***** Supplied data
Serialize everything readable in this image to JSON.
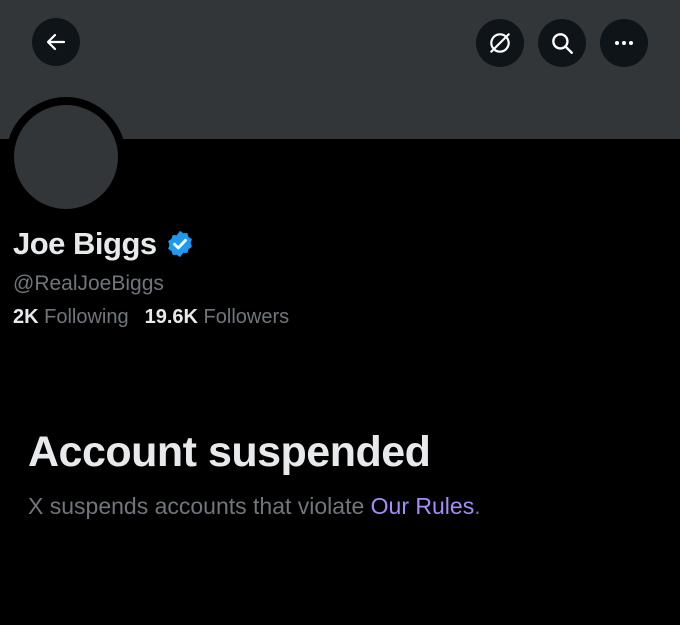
{
  "header": {
    "back_icon": "arrow-left-icon",
    "translate_icon": "translate-off-icon",
    "search_icon": "search-icon",
    "more_icon": "more-dots-icon"
  },
  "profile": {
    "display_name": "Joe Biggs",
    "verified_icon": "verified-badge-icon",
    "handle": "@RealJoeBiggs",
    "following_count": "2K",
    "following_label": "Following",
    "followers_count": "19.6K",
    "followers_label": "Followers"
  },
  "suspension": {
    "title": "Account suspended",
    "message_prefix": "X suspends accounts that violate ",
    "rules_link": "Our Rules",
    "message_suffix": "."
  },
  "colors": {
    "background": "#000000",
    "banner": "#333639",
    "button_bg": "#0f1419",
    "primary_text": "#e7e9ea",
    "secondary_text": "#71767b",
    "link": "#a78bfa",
    "verified": "#1d9bf0"
  }
}
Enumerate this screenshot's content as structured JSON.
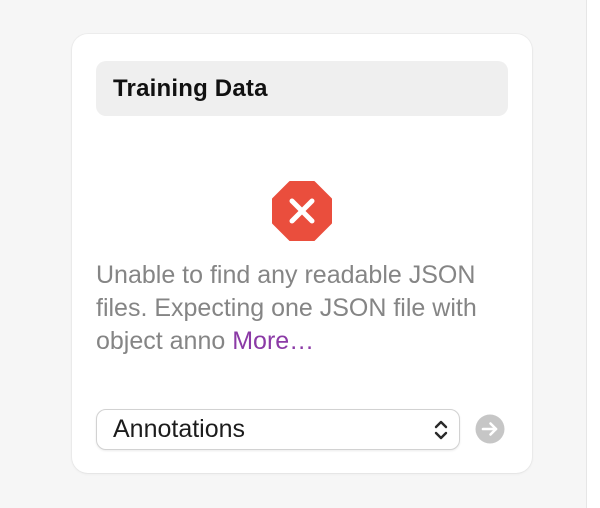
{
  "panel": {
    "title": "Training Data"
  },
  "status": {
    "icon": "error-stop-icon",
    "message": "Unable to find any readable JSON files. Expecting one JSON file with object anno ",
    "more_link": "More…"
  },
  "annotations_popup": {
    "selected": "Annotations",
    "icon": "chevron-up-down-icon"
  },
  "go_button": {
    "icon": "arrow-right-circle-icon"
  },
  "colors": {
    "error": "#ea4e3d",
    "link": "#8b3aa6",
    "message_text": "#858585",
    "title_field_bg": "#efefef",
    "go_button_disabled": "#c6c6c6"
  }
}
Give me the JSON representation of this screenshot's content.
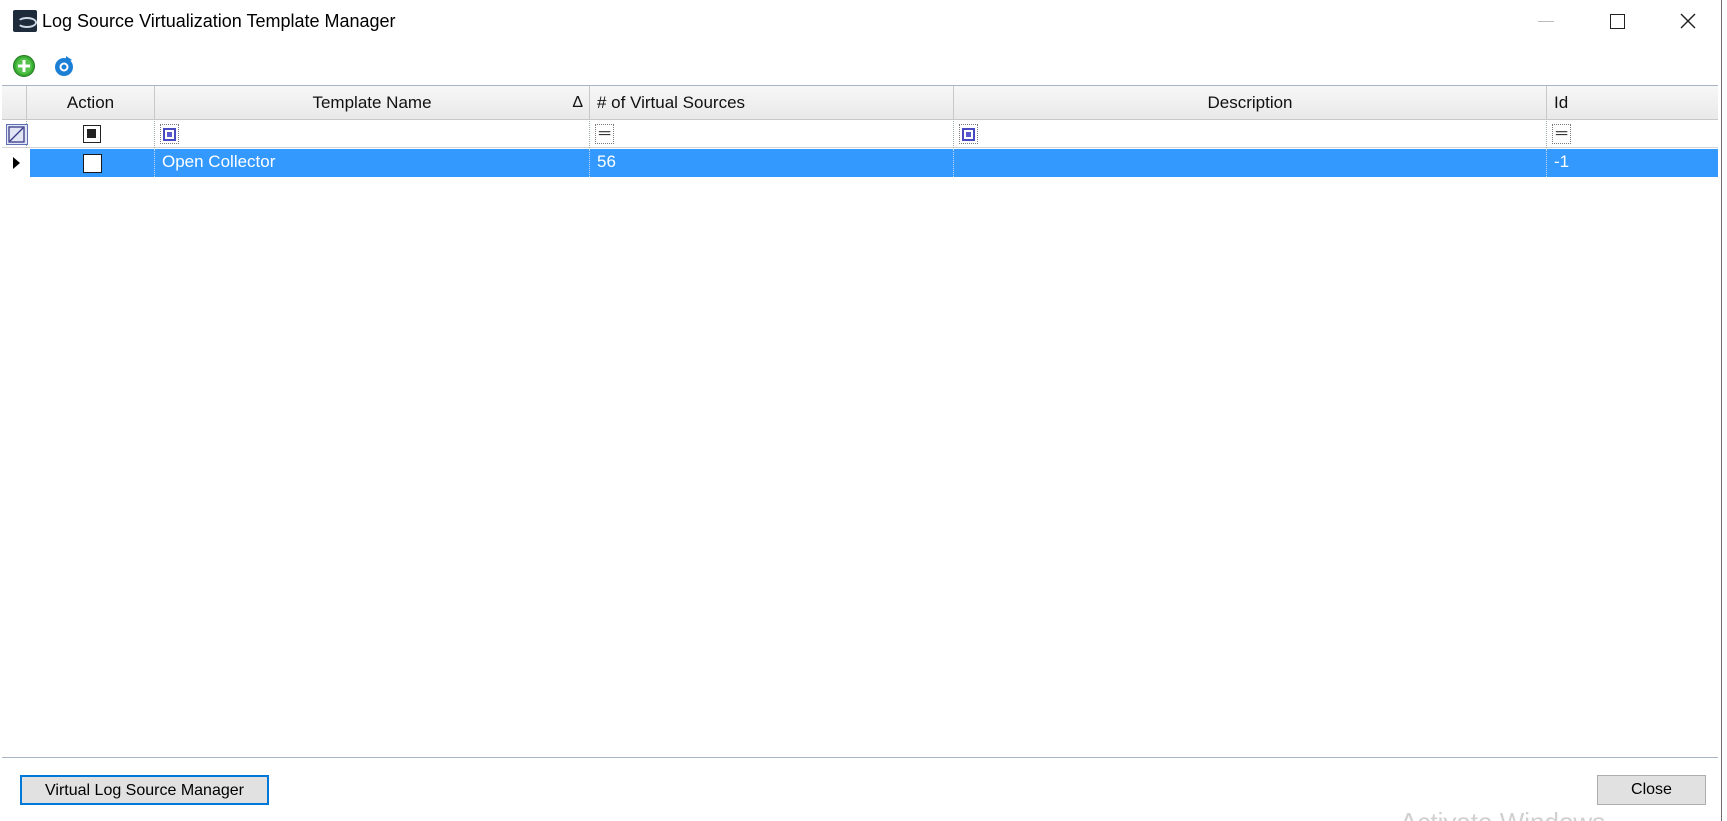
{
  "window": {
    "title": "Log Source Virtualization Template Manager",
    "icon": "netmon-app-icon",
    "controls": [
      "minimize",
      "maximize",
      "close"
    ]
  },
  "toolbar": {
    "buttons": [
      {
        "name": "add-icon",
        "color": "#2e9f2e"
      },
      {
        "name": "refresh-icon",
        "color": "#1b7fd6"
      }
    ]
  },
  "grid": {
    "columns": [
      {
        "label": "Action"
      },
      {
        "label": "Template Name",
        "sort": "ascending"
      },
      {
        "label": "# of Virtual Sources"
      },
      {
        "label": "Description"
      },
      {
        "label": "Id"
      }
    ],
    "filter_ops": {
      "template_name": "contains",
      "virtual_sources": "=",
      "description": "contains",
      "id": "="
    },
    "rows": [
      {
        "action_checked": false,
        "template_name": "Open Collector",
        "virtual_sources": "56",
        "description": "",
        "id": "-1",
        "selected": true
      }
    ],
    "selection_color": "#3399ff"
  },
  "footer": {
    "virtual_log_source_manager_label": "Virtual Log Source Manager",
    "close_label": "Close"
  },
  "watermark": "Activate Windows"
}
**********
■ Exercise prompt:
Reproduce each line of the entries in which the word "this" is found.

■ Response area:
Serialize everything readable in this image to JSON.
Enumerate this screenshot's content as structured JSON.
Give me the JSON representation of this screenshot's content.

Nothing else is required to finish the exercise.